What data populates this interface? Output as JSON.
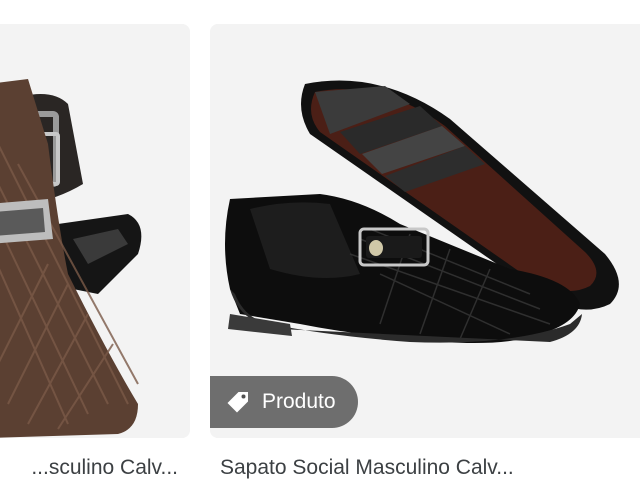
{
  "results": [
    {
      "title": "Sapato Social Masculino Calv...",
      "title_visible": "...sculino Calv...",
      "image_icon": "shoe-with-belt-image"
    },
    {
      "title": "Sapato Social Masculino Calv...",
      "chip_label": "Produto",
      "chip_icon": "tag-icon",
      "image_icon": "pair-of-black-shoes-image"
    }
  ],
  "colors": {
    "card_bg": "#f2f2f2",
    "title_text": "#3c4043",
    "chip_bg": "#505050",
    "chip_text": "#ffffff"
  }
}
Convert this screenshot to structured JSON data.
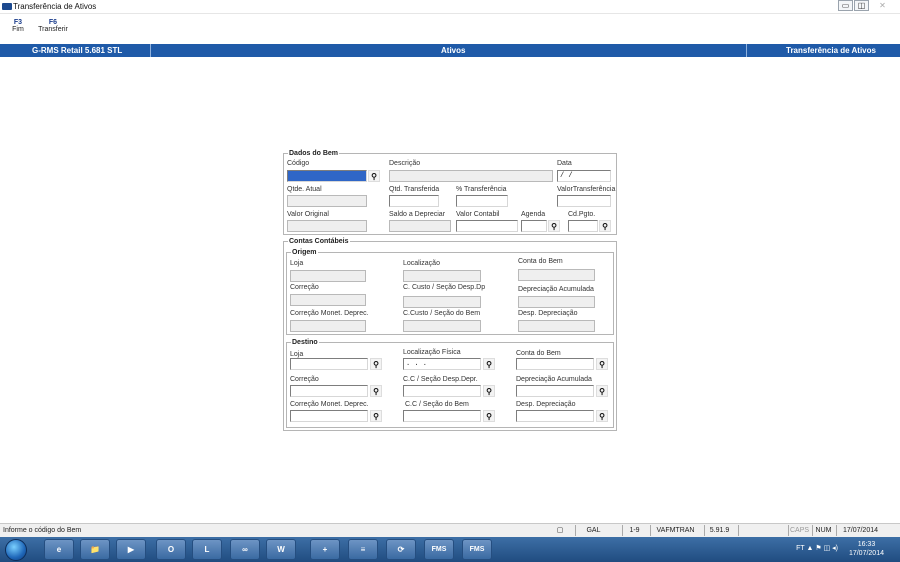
{
  "window": {
    "title": "Transferência de Ativos",
    "minimize": "▭",
    "maximize": "◫",
    "close": "✕"
  },
  "fkeys": [
    {
      "key": "F3",
      "label": "Fim"
    },
    {
      "key": "F6",
      "label": "Transferir"
    }
  ],
  "header": {
    "app": "G-RMS Retail 5.681 STL",
    "module": "Ativos",
    "screen": "Transferência de Ativos"
  },
  "dados_bem": {
    "legend": "Dados do Bem",
    "codigo": "Código",
    "descricao": "Descrição",
    "data": "Data",
    "data_value": " / /",
    "qtde_atual": "Qtde. Atual",
    "qtd_transferida": "Qtd. Transferida",
    "pct_transferencia": "% Transferência",
    "valor_transferencia": "ValorTransferência",
    "valor_original": "Valor Original",
    "saldo_depreciar": "Saldo a Depreciar",
    "valor_contabil": "Valor Contabil",
    "agenda": "Agenda",
    "cd_pgto": "Cd.Pgto."
  },
  "contas": {
    "legend": "Contas Contábeis"
  },
  "origem": {
    "legend": "Origem",
    "loja": "Loja",
    "localizacao": "Localização",
    "conta_bem": "Conta do Bem",
    "correcao": "Correção",
    "ccusto_desp": "C. Custo / Seção Desp.Dp",
    "dep_acumulada": "Depreciação Acumulada",
    "correcao_monet": "Correção Monet. Deprec.",
    "ccusto_bem": "C.Custo / Seção do Bem",
    "desp_depreciacao": "Desp. Depreciação"
  },
  "destino": {
    "legend": "Destino",
    "loja": "Loja",
    "localizacao": "Localização Física",
    "localizacao_value": " .  .  .",
    "conta_bem": "Conta do Bem",
    "correcao": "Correção",
    "ccusto_desp": "C.C / Seção Desp.Depr.",
    "dep_acumulada": "Depreciação Acumulada",
    "correcao_monet": "Correção Monet. Deprec.",
    "ccusto_bem": "C.C / Seção do Bem",
    "desp_depreciacao": "Desp. Depreciação"
  },
  "statusbar": {
    "message": "Informe o código do Bem",
    "cells": [
      "GAL",
      "1-9",
      "VAFMTRAN",
      "5.91.9",
      "",
      "CAPS",
      "NUM",
      "17/07/2014"
    ]
  },
  "taskbar": {
    "apps": [
      "e",
      "📁",
      "▶",
      "O",
      "L",
      "∞",
      "W",
      "+",
      "≡",
      "⟳",
      "FMS",
      "FMS"
    ],
    "tray": "FT  ▲  ⚑  ◫  ◂)",
    "time": "16:33",
    "date": "17/07/2014"
  },
  "colors": {
    "header_bg": "#1f5aa8",
    "selected_field": "#2f66c7",
    "taskbar": "#204c80"
  }
}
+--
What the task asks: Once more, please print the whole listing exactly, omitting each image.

Output for this task:
What data populates this interface? Output as JSON.
{
  "results": [
    {
      "title": "Sapato Social Masculino Calv...",
      "title_visible": "...sculino Calv...",
      "image_icon": "shoe-with-belt-image"
    },
    {
      "title": "Sapato Social Masculino Calv...",
      "chip_label": "Produto",
      "chip_icon": "tag-icon",
      "image_icon": "pair-of-black-shoes-image"
    }
  ],
  "colors": {
    "card_bg": "#f2f2f2",
    "title_text": "#3c4043",
    "chip_bg": "#505050",
    "chip_text": "#ffffff"
  }
}
Convert this screenshot to structured JSON data.
{
  "window": {
    "title": "Transferência de Ativos",
    "minimize": "▭",
    "maximize": "◫",
    "close": "✕"
  },
  "fkeys": [
    {
      "key": "F3",
      "label": "Fim"
    },
    {
      "key": "F6",
      "label": "Transferir"
    }
  ],
  "header": {
    "app": "G-RMS Retail 5.681 STL",
    "module": "Ativos",
    "screen": "Transferência de Ativos"
  },
  "dados_bem": {
    "legend": "Dados do Bem",
    "codigo": "Código",
    "descricao": "Descrição",
    "data": "Data",
    "data_value": " / /",
    "qtde_atual": "Qtde. Atual",
    "qtd_transferida": "Qtd. Transferida",
    "pct_transferencia": "% Transferência",
    "valor_transferencia": "ValorTransferência",
    "valor_original": "Valor Original",
    "saldo_depreciar": "Saldo a Depreciar",
    "valor_contabil": "Valor Contabil",
    "agenda": "Agenda",
    "cd_pgto": "Cd.Pgto."
  },
  "contas": {
    "legend": "Contas Contábeis"
  },
  "origem": {
    "legend": "Origem",
    "loja": "Loja",
    "localizacao": "Localização",
    "conta_bem": "Conta do Bem",
    "correcao": "Correção",
    "ccusto_desp": "C. Custo / Seção Desp.Dp",
    "dep_acumulada": "Depreciação Acumulada",
    "correcao_monet": "Correção Monet. Deprec.",
    "ccusto_bem": "C.Custo / Seção do Bem",
    "desp_depreciacao": "Desp. Depreciação"
  },
  "destino": {
    "legend": "Destino",
    "loja": "Loja",
    "localizacao": "Localização Física",
    "localizacao_value": " .  .  .",
    "conta_bem": "Conta do Bem",
    "correcao": "Correção",
    "ccusto_desp": "C.C / Seção Desp.Depr.",
    "dep_acumulada": "Depreciação Acumulada",
    "correcao_monet": "Correção Monet. Deprec.",
    "ccusto_bem": "C.C / Seção do Bem",
    "desp_depreciacao": "Desp. Depreciação"
  },
  "statusbar": {
    "message": "Informe o código do Bem",
    "cells": [
      "GAL",
      "1-9",
      "VAFMTRAN",
      "5.91.9",
      "",
      "CAPS",
      "NUM",
      "17/07/2014"
    ]
  },
  "taskbar": {
    "apps": [
      "e",
      "📁",
      "▶",
      "O",
      "L",
      "∞",
      "W",
      "+",
      "≡",
      "⟳",
      "FMS",
      "FMS"
    ],
    "tray": "FT  ▲  ⚑  ◫  ◂)",
    "time": "16:33",
    "date": "17/07/2014"
  },
  "colors": {
    "header_bg": "#1f5aa8",
    "selected_field": "#2f66c7",
    "taskbar": "#204c80"
  }
}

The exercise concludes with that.